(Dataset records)
=== Begin Enclosure ===

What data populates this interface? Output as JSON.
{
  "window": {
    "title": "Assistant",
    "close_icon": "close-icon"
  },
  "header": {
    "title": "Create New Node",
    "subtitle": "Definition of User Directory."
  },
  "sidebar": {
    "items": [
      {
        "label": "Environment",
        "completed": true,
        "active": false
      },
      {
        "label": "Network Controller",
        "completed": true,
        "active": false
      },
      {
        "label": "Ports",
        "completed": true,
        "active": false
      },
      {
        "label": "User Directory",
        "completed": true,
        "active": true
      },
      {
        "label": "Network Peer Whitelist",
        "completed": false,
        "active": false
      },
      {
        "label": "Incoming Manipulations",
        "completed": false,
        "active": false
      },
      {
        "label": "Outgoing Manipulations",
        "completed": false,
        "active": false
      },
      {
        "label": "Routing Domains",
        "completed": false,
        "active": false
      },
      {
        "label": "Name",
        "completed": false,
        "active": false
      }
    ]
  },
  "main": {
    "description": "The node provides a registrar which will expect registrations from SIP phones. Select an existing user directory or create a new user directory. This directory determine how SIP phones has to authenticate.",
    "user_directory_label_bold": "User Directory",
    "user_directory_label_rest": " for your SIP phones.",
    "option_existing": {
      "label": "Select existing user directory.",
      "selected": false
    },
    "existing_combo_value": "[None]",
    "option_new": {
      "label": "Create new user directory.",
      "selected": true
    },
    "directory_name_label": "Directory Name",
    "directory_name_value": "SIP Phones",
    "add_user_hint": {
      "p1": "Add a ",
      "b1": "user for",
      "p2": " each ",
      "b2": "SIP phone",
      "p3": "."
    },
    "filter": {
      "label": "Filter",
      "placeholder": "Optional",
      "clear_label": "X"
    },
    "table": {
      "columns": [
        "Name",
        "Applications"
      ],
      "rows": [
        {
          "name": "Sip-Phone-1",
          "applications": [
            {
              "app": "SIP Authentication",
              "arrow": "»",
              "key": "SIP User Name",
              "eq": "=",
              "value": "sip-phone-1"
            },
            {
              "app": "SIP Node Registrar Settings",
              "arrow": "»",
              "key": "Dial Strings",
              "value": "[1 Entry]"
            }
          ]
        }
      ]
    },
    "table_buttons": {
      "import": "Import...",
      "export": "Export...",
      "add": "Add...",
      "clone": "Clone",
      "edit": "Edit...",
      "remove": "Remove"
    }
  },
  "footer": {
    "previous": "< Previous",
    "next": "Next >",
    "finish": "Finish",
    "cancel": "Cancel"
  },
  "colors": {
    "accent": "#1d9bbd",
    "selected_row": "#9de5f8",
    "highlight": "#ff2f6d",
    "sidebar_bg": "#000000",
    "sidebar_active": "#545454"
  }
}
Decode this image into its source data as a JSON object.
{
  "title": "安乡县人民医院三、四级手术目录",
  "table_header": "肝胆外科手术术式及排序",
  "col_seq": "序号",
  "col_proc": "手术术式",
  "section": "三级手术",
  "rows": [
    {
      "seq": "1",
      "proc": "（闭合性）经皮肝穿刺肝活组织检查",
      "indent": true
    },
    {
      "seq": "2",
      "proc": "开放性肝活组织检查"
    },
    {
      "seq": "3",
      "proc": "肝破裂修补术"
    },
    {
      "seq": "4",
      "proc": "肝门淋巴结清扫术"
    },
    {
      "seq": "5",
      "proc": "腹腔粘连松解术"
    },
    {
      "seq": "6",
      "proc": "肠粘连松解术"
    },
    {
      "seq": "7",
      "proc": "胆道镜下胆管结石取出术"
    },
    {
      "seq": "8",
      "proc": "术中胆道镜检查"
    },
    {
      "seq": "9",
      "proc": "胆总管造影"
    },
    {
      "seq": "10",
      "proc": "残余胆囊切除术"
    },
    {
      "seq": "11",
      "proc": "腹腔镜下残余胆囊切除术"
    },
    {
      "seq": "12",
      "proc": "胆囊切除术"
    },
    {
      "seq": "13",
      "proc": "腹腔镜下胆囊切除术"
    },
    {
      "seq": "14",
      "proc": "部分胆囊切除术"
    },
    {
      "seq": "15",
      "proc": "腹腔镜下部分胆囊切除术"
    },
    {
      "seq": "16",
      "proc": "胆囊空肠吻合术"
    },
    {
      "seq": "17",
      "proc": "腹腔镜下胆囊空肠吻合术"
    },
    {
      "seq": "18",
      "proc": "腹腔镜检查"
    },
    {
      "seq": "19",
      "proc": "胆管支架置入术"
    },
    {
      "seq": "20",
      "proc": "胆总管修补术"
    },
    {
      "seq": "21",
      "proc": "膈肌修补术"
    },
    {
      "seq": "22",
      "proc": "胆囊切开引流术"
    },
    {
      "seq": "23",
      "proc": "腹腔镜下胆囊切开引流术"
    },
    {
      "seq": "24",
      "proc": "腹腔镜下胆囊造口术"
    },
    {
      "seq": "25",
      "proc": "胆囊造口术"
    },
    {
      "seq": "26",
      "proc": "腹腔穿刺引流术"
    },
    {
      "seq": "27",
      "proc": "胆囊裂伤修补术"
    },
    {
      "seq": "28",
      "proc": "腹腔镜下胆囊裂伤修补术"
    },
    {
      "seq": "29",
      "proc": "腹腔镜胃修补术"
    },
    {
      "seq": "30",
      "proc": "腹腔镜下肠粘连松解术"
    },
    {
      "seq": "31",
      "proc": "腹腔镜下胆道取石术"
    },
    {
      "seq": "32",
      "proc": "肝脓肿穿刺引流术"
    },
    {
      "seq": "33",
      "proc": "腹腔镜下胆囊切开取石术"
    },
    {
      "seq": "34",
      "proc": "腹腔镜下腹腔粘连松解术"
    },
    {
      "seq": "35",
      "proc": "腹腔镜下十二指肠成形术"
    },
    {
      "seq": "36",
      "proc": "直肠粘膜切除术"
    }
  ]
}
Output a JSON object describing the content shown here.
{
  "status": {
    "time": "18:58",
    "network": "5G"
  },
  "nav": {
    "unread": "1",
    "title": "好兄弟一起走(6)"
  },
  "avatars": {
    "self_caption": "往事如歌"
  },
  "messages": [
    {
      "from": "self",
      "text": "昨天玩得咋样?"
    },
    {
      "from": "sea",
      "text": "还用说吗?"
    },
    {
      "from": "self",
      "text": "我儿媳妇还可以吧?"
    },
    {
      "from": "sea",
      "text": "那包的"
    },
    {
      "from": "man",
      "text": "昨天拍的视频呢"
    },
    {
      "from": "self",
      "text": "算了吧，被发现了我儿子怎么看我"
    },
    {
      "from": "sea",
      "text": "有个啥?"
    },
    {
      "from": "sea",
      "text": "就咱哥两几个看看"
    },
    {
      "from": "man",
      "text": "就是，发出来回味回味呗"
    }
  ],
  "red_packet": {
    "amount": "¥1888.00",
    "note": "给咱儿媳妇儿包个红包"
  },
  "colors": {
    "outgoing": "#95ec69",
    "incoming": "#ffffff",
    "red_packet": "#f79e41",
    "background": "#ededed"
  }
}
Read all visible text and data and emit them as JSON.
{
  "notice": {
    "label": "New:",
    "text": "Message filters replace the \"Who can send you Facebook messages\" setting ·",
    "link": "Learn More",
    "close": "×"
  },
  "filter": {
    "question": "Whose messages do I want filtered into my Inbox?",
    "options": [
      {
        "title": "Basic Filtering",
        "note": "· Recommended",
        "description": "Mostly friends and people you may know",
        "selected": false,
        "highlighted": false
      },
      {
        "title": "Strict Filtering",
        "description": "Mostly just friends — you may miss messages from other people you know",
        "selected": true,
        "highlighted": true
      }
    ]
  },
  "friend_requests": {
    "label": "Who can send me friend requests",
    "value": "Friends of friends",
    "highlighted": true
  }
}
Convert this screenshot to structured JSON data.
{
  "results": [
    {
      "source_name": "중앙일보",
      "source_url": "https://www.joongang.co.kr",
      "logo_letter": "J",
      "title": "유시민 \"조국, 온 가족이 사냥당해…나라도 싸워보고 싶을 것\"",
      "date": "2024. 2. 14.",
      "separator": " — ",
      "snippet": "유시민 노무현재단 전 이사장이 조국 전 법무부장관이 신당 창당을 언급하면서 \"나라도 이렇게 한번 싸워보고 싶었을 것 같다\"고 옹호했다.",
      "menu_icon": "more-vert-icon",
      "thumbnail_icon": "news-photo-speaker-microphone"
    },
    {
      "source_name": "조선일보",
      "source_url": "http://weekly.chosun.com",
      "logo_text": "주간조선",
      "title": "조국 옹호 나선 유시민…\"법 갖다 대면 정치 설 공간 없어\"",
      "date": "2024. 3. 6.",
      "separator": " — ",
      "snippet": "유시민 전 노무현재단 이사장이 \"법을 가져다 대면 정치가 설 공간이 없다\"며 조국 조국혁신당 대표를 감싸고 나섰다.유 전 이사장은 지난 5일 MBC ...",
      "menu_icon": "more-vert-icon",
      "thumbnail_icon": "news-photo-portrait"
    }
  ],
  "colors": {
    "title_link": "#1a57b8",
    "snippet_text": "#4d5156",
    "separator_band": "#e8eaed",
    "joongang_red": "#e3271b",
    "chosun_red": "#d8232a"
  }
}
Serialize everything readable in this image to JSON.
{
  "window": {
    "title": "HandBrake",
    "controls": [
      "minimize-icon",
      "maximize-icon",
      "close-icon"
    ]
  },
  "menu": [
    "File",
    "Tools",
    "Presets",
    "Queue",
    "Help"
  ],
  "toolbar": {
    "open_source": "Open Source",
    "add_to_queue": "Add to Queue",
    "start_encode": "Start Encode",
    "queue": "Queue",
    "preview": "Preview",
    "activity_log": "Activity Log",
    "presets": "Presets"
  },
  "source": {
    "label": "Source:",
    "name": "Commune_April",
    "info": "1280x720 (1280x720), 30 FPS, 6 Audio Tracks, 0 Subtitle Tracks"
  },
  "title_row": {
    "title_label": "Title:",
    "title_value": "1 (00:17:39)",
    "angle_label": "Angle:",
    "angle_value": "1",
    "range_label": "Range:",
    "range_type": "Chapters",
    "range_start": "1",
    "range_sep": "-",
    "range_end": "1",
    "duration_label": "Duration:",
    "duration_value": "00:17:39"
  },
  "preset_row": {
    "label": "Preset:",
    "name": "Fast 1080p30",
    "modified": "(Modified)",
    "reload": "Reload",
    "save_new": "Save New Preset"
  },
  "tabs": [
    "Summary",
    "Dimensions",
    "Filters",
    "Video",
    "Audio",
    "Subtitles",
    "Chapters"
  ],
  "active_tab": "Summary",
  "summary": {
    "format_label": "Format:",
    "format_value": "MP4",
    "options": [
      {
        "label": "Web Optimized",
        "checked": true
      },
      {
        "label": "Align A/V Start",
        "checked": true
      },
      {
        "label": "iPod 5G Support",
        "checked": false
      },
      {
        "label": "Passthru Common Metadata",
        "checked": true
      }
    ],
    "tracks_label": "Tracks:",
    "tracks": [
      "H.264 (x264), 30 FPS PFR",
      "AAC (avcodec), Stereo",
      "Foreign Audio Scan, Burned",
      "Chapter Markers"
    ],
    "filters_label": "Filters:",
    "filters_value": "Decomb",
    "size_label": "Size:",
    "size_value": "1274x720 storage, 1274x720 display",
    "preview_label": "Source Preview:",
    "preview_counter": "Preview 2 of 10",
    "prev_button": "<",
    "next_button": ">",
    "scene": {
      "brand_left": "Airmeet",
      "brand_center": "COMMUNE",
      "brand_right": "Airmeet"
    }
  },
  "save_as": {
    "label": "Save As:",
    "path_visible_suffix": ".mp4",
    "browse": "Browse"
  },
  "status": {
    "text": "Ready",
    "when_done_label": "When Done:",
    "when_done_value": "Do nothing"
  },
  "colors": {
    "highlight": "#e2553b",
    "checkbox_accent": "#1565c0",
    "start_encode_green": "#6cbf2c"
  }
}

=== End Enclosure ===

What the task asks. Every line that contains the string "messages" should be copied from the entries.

Answer below.
  "messages": [
    "text": "Message filters replace the \"Who can send you Facebook messages\" setting ·",
    "question": "Whose messages do I want filtered into my Inbox?",
        "description": "Mostly just friends — you may miss messages from other people you know",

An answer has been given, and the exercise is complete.